- [Work instruction]: Report every line below that has the string "REST" in it.

- [Data in this exercise]:
┌──

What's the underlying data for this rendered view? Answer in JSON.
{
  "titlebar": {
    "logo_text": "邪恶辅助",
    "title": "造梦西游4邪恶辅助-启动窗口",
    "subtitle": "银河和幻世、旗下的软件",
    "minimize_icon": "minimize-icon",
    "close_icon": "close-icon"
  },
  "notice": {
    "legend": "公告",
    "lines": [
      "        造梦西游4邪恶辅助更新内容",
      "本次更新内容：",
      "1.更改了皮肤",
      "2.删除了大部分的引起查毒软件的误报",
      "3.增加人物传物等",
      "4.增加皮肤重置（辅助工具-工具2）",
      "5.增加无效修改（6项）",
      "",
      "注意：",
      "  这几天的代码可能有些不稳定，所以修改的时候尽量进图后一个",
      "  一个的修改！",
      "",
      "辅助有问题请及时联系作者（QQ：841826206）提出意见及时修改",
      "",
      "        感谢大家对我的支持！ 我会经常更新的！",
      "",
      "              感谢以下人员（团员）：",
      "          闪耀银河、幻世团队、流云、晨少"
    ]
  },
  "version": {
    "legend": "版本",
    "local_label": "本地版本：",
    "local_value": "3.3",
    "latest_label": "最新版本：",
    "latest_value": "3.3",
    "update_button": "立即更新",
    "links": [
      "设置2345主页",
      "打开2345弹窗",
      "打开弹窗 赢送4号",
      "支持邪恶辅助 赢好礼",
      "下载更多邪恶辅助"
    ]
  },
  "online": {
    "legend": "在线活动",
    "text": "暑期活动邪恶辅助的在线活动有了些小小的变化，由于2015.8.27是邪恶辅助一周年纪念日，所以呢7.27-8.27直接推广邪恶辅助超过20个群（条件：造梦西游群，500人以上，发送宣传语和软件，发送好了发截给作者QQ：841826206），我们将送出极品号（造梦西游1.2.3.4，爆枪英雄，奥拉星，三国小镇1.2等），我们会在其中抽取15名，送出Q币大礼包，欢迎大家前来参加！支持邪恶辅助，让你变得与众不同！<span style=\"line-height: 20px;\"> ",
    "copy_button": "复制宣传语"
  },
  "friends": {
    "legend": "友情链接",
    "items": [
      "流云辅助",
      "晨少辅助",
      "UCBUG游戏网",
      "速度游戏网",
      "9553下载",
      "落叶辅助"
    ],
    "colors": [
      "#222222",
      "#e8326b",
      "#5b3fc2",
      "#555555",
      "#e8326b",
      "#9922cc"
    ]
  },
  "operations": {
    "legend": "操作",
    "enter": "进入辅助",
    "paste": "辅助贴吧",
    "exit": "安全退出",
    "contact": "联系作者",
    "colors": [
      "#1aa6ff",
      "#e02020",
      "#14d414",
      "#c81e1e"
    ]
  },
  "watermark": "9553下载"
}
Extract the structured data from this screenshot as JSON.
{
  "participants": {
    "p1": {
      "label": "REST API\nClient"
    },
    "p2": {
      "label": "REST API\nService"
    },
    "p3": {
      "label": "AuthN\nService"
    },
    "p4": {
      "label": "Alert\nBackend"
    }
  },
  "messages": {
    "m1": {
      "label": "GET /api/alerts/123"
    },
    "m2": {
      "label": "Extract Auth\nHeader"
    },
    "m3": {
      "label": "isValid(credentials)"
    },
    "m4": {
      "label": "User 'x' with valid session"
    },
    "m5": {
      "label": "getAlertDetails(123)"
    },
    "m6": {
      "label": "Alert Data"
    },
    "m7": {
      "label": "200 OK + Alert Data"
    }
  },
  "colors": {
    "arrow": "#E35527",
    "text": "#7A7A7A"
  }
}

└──

- [Exercise result]:
      "label": "REST API\nClient"
      "label": "REST API\nService"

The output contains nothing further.